Listed records
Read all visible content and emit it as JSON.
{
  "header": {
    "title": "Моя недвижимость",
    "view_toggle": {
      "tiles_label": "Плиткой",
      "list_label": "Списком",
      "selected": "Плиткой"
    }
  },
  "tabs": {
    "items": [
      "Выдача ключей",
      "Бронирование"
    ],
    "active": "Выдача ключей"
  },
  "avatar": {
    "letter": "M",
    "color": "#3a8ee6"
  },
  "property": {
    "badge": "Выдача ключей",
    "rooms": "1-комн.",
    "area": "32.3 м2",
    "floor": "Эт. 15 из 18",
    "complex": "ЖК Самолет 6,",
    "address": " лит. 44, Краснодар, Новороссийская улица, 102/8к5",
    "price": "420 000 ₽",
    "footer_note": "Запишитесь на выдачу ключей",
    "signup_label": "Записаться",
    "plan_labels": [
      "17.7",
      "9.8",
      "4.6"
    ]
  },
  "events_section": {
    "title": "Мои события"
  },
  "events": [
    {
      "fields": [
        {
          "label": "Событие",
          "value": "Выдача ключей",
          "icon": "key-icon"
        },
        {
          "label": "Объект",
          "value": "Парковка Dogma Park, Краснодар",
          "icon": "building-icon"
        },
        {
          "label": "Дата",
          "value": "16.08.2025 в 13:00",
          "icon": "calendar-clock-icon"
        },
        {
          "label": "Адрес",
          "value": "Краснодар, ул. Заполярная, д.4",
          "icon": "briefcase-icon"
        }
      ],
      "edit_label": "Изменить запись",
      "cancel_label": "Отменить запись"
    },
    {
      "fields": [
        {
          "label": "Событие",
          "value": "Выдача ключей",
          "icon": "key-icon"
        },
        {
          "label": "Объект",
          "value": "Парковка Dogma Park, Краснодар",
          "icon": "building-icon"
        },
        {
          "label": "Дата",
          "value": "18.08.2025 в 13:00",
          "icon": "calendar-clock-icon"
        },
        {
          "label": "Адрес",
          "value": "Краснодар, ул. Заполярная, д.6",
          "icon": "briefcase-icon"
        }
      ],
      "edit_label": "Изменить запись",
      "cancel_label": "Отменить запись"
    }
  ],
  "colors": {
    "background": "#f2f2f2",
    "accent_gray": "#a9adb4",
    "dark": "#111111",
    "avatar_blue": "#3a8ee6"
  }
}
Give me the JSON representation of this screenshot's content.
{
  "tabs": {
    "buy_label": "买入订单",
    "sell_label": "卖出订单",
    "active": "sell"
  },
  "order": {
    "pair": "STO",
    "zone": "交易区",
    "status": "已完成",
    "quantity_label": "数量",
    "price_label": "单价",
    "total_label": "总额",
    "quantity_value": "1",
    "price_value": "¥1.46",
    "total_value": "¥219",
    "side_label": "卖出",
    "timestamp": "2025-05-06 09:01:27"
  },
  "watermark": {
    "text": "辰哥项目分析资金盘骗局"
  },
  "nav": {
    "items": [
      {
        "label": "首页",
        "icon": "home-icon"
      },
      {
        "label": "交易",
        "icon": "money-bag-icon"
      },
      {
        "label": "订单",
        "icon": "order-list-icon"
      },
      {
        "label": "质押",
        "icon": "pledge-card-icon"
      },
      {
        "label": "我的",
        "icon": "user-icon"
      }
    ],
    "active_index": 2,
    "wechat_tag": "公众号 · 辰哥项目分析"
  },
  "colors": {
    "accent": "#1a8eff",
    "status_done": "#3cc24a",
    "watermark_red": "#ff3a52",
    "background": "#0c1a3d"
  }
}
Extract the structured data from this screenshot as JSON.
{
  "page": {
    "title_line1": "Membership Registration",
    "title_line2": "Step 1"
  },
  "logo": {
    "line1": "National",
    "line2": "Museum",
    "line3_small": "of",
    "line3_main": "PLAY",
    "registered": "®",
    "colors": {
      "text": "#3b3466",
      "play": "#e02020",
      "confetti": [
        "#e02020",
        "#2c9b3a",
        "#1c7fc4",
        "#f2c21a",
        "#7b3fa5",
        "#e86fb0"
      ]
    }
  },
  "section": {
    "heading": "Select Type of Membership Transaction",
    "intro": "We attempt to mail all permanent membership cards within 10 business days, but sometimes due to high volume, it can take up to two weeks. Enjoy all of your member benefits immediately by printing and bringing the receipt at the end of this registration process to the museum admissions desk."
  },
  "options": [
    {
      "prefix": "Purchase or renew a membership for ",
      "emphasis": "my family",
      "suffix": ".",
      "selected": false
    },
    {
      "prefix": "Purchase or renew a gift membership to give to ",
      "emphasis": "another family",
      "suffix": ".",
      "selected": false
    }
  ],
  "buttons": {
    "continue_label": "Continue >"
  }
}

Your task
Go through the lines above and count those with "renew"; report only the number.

Result of this task
2